Working from the entries below, count every line that includes the word "JSON". Return the figure alone.

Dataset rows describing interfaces
_ _ _ _ _ _ _

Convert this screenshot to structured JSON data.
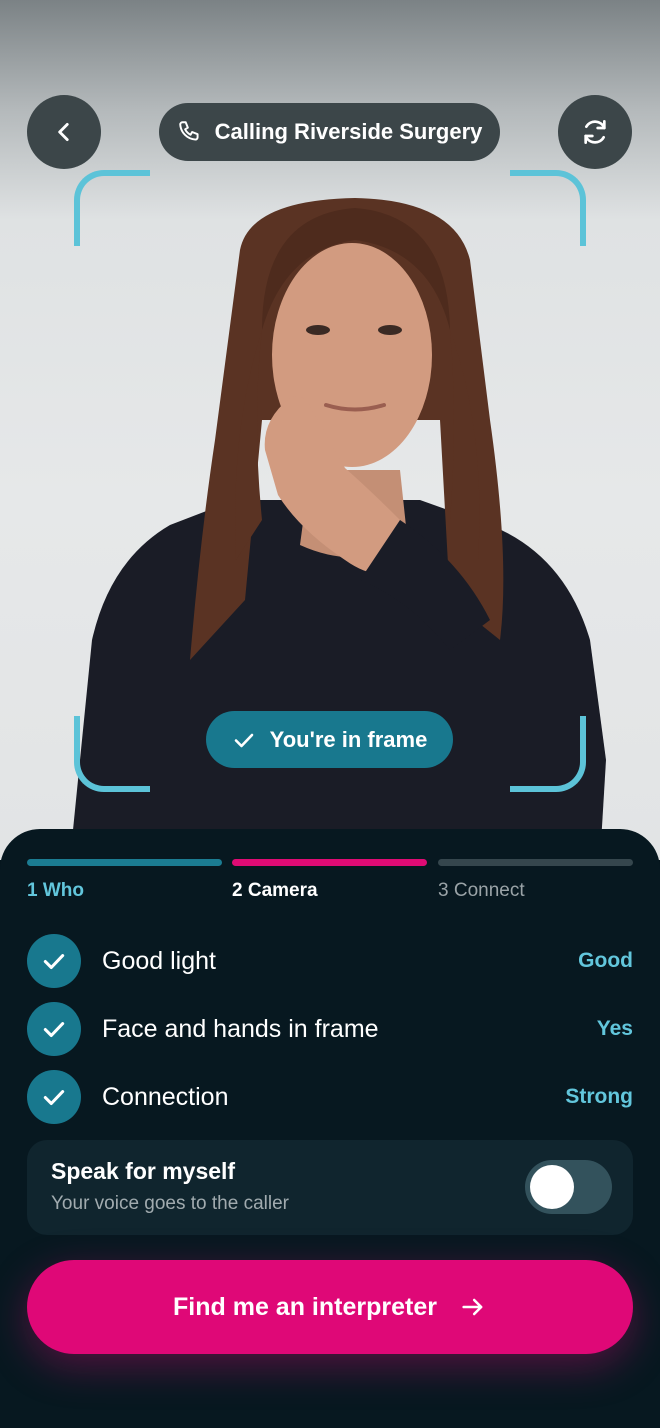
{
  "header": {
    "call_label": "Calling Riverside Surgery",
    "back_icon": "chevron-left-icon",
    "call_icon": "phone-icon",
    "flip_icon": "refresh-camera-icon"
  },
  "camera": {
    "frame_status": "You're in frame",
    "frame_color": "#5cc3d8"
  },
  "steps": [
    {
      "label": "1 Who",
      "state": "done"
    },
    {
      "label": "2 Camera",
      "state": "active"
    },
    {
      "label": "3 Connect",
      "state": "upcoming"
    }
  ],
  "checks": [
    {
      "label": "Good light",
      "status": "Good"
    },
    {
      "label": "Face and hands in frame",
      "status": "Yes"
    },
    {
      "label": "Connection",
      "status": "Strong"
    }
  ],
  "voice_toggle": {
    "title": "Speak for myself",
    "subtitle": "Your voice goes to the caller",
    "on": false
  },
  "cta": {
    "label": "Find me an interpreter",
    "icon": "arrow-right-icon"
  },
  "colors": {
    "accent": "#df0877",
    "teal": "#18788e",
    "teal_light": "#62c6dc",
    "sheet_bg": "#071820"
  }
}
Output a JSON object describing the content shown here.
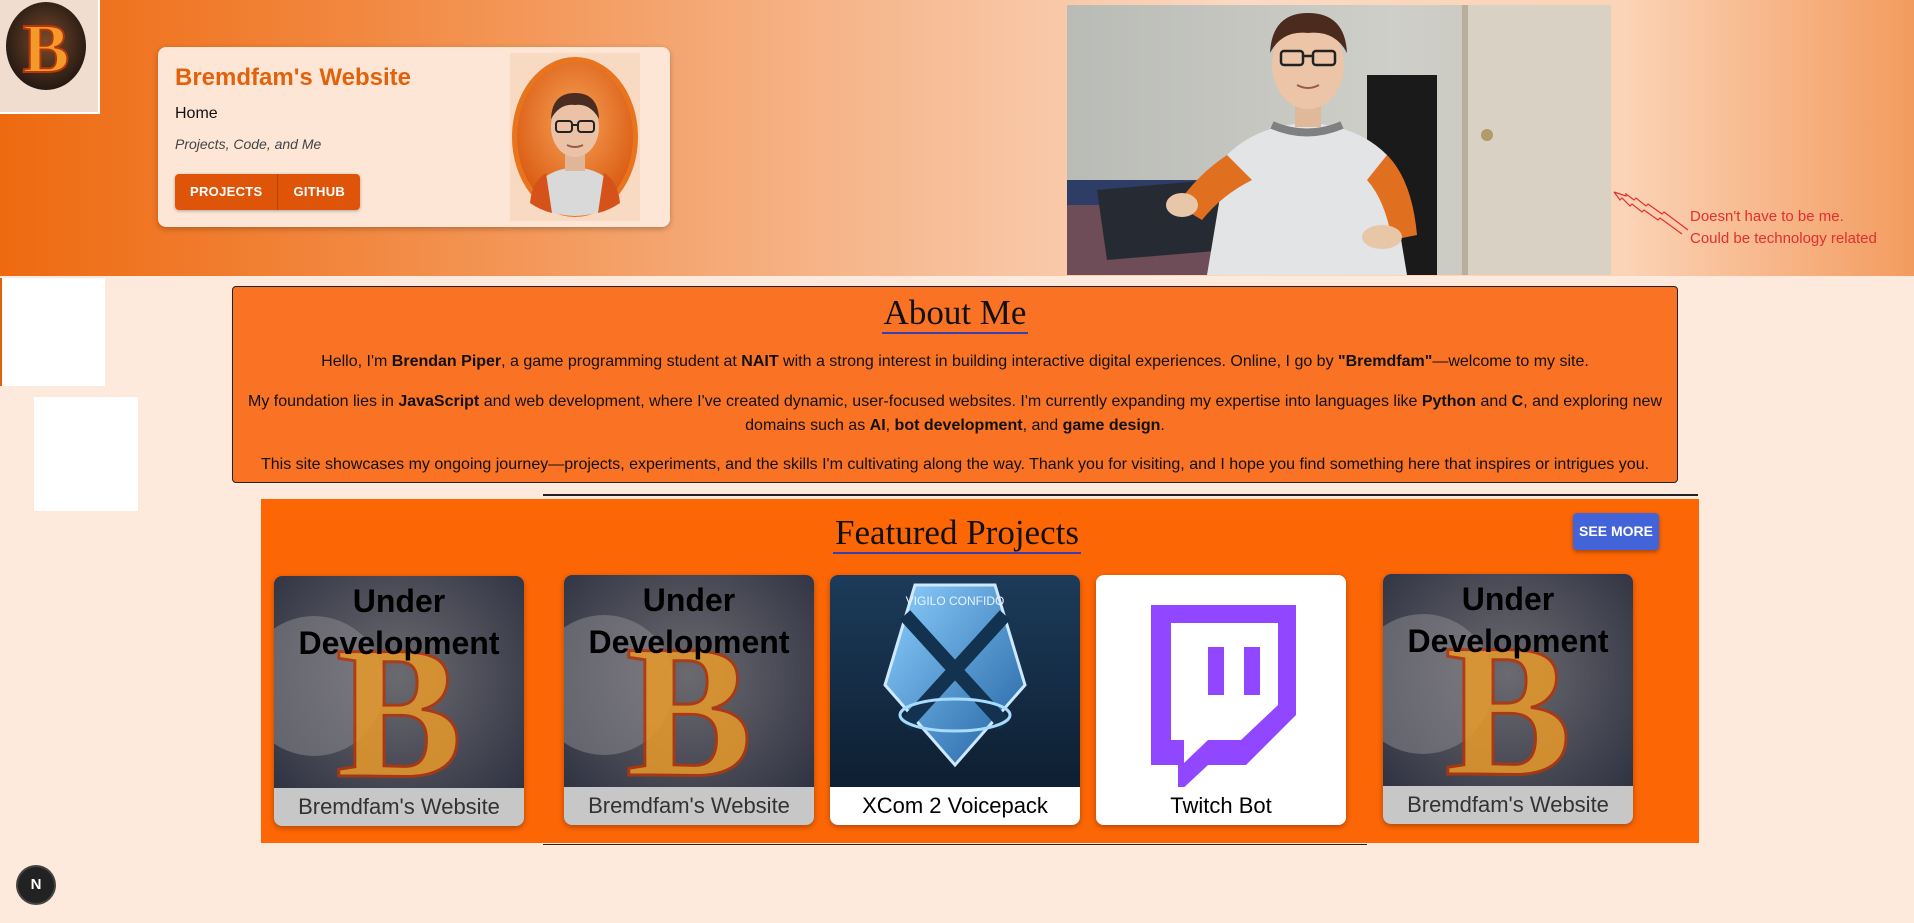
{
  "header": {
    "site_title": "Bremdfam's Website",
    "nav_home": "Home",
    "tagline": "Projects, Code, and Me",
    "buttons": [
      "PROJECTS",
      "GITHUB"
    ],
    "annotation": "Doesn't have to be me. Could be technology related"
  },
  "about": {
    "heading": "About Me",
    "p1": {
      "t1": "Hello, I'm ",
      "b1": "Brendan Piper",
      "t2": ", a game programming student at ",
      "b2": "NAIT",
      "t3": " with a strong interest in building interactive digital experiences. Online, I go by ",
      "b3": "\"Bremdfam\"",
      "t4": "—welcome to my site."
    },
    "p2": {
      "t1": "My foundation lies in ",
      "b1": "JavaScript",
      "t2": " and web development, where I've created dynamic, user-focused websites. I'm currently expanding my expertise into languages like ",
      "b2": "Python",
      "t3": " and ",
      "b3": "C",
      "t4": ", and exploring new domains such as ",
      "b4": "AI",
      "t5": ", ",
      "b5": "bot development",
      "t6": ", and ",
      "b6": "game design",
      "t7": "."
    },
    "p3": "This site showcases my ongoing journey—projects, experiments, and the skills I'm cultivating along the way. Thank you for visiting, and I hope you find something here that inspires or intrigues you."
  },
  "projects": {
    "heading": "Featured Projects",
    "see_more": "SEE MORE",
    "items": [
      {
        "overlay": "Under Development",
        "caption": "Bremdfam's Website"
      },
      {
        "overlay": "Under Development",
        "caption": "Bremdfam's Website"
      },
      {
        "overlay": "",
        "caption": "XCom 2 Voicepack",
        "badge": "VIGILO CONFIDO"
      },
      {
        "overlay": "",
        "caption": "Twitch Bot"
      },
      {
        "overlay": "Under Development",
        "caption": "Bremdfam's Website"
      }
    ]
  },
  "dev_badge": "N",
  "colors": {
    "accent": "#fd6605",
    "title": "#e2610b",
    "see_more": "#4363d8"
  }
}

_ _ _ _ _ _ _

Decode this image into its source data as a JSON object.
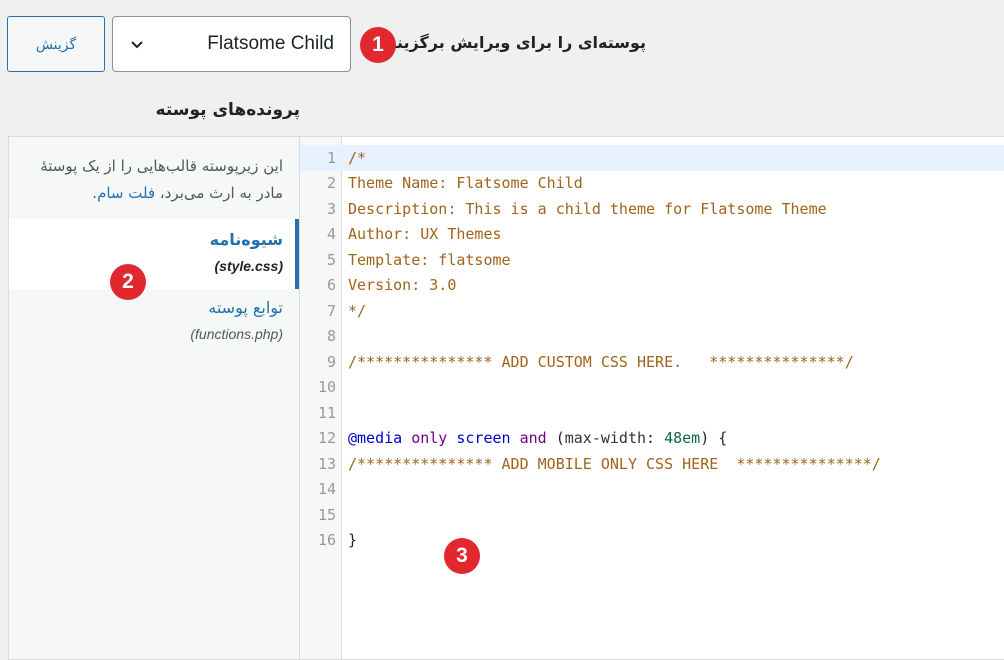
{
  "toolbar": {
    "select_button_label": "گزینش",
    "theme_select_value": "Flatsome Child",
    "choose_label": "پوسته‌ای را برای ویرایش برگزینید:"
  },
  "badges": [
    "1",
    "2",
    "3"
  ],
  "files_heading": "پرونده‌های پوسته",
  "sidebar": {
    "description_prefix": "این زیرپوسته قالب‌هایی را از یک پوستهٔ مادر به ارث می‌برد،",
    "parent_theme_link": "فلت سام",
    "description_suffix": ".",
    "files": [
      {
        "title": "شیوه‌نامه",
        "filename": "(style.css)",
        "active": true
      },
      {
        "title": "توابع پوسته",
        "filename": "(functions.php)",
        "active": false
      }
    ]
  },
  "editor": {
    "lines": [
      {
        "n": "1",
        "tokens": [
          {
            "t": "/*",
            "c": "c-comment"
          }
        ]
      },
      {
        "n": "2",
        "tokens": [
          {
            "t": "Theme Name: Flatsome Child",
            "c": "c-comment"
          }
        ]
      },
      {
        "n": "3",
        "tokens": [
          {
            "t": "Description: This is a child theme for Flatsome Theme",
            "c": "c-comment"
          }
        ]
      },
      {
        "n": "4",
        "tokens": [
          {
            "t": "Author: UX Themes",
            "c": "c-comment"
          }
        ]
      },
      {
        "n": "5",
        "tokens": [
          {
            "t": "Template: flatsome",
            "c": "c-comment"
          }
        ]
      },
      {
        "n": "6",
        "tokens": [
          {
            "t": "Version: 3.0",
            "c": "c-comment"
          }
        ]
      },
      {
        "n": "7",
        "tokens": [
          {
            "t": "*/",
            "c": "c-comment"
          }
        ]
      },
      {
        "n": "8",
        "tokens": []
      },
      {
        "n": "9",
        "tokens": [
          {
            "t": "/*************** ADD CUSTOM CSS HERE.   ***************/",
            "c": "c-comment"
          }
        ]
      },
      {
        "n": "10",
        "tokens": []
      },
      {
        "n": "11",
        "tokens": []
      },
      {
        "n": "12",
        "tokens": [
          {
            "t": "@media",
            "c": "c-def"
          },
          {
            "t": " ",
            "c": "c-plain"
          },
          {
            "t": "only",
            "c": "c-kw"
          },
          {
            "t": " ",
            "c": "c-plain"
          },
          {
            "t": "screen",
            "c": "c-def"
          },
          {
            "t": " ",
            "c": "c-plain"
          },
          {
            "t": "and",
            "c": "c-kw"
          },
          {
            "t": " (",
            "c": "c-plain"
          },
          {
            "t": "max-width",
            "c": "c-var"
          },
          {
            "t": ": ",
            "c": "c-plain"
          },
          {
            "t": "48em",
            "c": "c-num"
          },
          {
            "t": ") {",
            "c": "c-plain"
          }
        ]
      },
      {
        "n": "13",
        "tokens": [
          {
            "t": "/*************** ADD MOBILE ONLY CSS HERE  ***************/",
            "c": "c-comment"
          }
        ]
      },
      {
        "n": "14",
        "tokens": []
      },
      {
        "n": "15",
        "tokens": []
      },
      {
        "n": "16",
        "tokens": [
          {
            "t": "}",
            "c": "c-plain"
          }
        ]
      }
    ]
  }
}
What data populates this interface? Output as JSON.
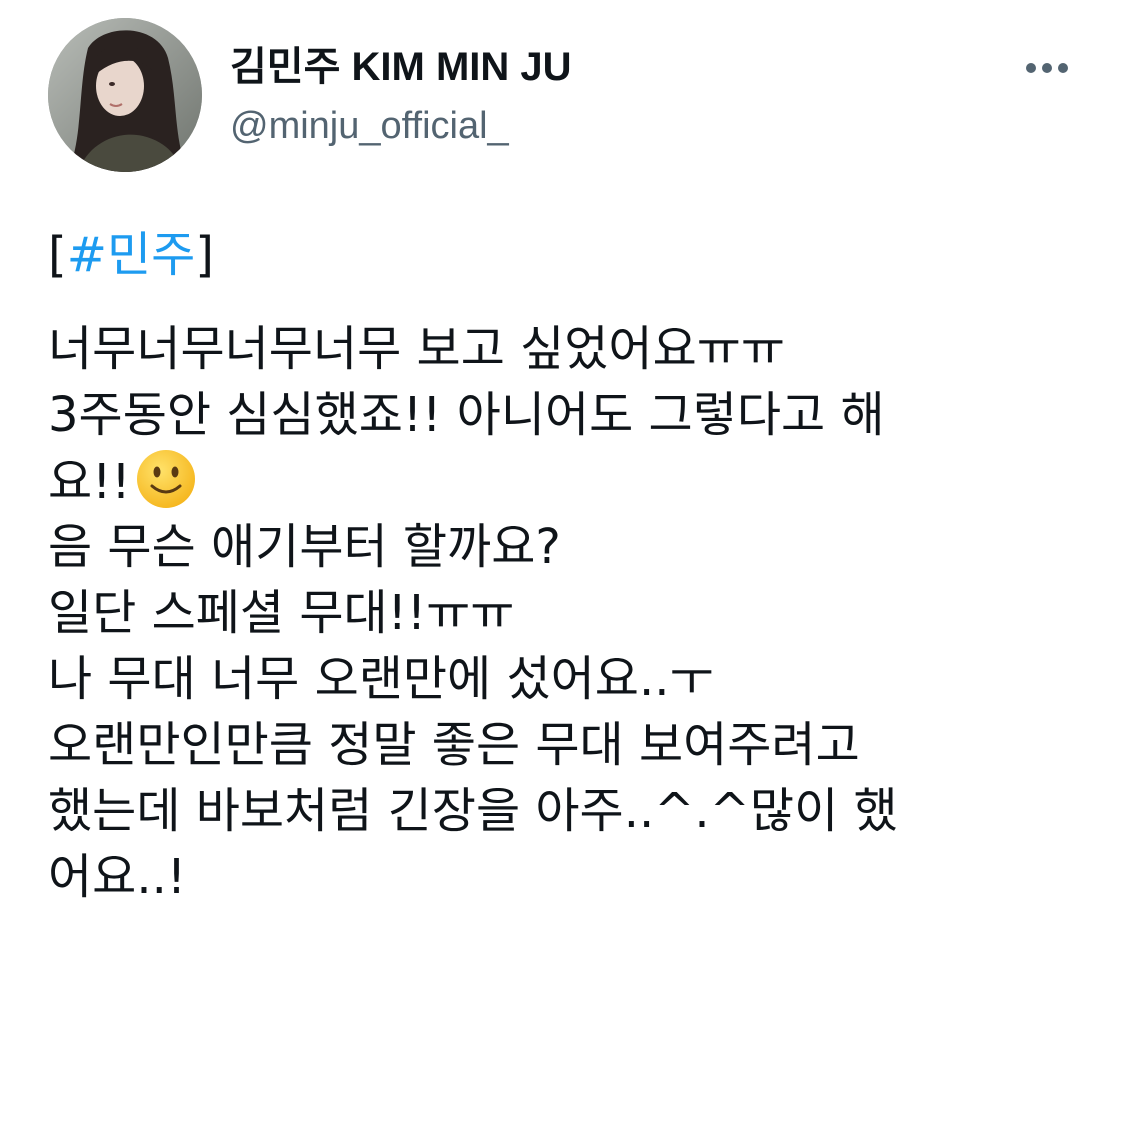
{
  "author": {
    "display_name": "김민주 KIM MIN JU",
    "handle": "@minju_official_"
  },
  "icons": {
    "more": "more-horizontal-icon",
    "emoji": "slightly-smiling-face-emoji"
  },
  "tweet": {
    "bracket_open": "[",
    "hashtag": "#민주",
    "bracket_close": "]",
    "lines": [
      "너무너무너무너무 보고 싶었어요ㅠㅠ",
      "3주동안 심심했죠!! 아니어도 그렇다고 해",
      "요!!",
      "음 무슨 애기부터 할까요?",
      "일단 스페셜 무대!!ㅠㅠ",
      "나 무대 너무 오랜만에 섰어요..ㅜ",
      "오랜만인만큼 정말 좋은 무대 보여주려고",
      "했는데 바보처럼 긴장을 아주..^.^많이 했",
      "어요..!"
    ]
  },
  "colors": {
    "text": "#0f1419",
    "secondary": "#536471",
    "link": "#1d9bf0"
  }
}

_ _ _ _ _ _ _

◆ Solution to the exercise ◆
4